Clinical Professor of Marketing at NYU Stern Scott Galloway predicts that “buy” buttons on Facebook may not be effective, as buyers may not be in the mood to buy. His comments raise bigger questions about mindsets more generally, and how they influence consumer behavior.
Accounting for slight variations in choices which are intended to be “the same”
This article outlines a procedure to use in Qualtrics to counterbalance two choices within a single question. This is useful when you are offering a choice between to items which are intended to be the same, with the exception of some experimentally manipulated item.

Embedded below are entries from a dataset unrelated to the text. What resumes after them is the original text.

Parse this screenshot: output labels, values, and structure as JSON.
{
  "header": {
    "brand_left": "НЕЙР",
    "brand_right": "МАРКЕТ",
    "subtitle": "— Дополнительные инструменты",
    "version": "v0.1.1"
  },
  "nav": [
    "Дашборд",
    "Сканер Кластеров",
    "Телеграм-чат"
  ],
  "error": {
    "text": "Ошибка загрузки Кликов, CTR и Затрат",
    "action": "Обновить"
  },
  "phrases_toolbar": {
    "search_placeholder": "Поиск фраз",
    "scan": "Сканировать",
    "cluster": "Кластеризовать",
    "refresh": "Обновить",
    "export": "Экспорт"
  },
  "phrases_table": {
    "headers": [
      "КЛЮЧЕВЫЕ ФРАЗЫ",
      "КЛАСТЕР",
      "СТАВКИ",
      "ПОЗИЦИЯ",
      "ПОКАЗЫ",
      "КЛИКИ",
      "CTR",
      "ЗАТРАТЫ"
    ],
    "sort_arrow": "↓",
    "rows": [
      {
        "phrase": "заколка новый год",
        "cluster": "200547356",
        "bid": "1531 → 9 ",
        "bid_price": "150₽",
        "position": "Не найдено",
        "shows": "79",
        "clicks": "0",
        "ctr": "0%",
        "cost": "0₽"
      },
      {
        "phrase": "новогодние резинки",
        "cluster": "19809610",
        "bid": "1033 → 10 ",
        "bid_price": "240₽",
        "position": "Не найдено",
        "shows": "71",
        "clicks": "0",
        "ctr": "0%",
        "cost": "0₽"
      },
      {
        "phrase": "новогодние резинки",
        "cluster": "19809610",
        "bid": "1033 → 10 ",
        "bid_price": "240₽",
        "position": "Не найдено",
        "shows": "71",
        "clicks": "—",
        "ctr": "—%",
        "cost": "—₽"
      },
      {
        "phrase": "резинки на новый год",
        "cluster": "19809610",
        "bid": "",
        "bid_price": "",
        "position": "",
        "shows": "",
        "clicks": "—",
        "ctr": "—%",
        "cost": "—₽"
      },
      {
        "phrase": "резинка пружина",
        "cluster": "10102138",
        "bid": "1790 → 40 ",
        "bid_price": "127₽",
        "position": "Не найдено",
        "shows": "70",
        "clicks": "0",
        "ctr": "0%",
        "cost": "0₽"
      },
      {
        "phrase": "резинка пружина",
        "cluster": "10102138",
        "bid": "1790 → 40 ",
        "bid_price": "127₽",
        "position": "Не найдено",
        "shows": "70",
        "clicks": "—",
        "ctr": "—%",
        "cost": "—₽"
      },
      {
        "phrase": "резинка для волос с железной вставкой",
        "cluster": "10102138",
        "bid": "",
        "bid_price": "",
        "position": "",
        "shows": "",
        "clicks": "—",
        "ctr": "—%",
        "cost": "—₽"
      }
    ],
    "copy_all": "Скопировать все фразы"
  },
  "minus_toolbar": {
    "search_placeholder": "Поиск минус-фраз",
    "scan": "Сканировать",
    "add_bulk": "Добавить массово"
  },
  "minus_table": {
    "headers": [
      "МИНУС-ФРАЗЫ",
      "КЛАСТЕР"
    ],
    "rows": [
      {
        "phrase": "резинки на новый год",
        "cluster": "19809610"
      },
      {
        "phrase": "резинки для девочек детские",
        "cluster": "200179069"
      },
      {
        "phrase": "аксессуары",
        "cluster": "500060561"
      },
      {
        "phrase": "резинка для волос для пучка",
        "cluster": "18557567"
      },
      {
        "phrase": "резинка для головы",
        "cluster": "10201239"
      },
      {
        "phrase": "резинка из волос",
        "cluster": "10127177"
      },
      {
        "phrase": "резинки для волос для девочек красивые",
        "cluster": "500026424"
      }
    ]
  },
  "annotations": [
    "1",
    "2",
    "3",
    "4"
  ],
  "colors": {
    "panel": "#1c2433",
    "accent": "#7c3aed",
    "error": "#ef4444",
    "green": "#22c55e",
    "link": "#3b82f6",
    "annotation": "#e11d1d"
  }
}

But when you offer two choices, it is obvious your intention if you make them the same, so instead you make them similar. This leads to problems, however. Are differences you see in the data the result of the experimental manipulation or a slight preference for one of the options? You can correct this by counterbalancing, associating your manipulation with one choice to half the participants, and to the other choice with the other half. Here’s how.
How Can Confidence Hurt Your Organization?
I’ve been thinking a lot about competence lately. Apparently, so have Steven Levitt and Stephen Dubner, authors of the new book Think Like a Freak. In their recent podcast, I think the duo missed an important point.
“We really are Bayesian inference machines”
I think this insight could be useful beyond the neuroscience of movement.
CNET segments and targets users based on their cognitive style
Recently, the MIT Center for Digital Business Marketing Group led a study to test the real-world effectiveness of morphing, a term they use to describe when a banner ad changes dynamically to match a user’s cognitive-style segment. The results are impressive and orders of magnitude higher than what had been seen in earlier content-matching studies.
Vladas Griskevicius, co-author of The Rational Animal: How Evolution Made Us Smarter Than We Think speaks at NYU Friday, Sept 27, at 2:30pm
SCPA, a student-organization at NYU which I lead, is hosting Professor Griskevicius. Please click here for more information.
Most people’s beliefs are shaped not by arguments but by the beliefs of others they trust. Counterintuitive as it may seem to scientists, most people believe in conclusions before they accept arguments. So stories and source credibility are at least as important as the quality of arguments. ~ Daniel Kahneman
What is the perhaps the single most effective way to predict short-term stock prices after an initial public offering? One might guess that savvy Wall Street types keep secret success formulas stenciled on the backs their silken pocket squares. Algorithms can beat Gary Kasparov at chess, so surely they must be able to use the available relevant information to predict IPO winners and losers, right?
Well it turns out, algorithms don’t perform much better than monkeys playing darts. But there is a simpler way to pick the winners. In fact, it’s quite easy.
In a recent conversation I had with Hal Hershfield, Assistant Professor of Marketing at the NYU Stern School of Business who researches the effects time perspectives have on decision making, I was struck by something he came to rather casually. The more I study time, he said, the more I come to think of time and age as the same concept.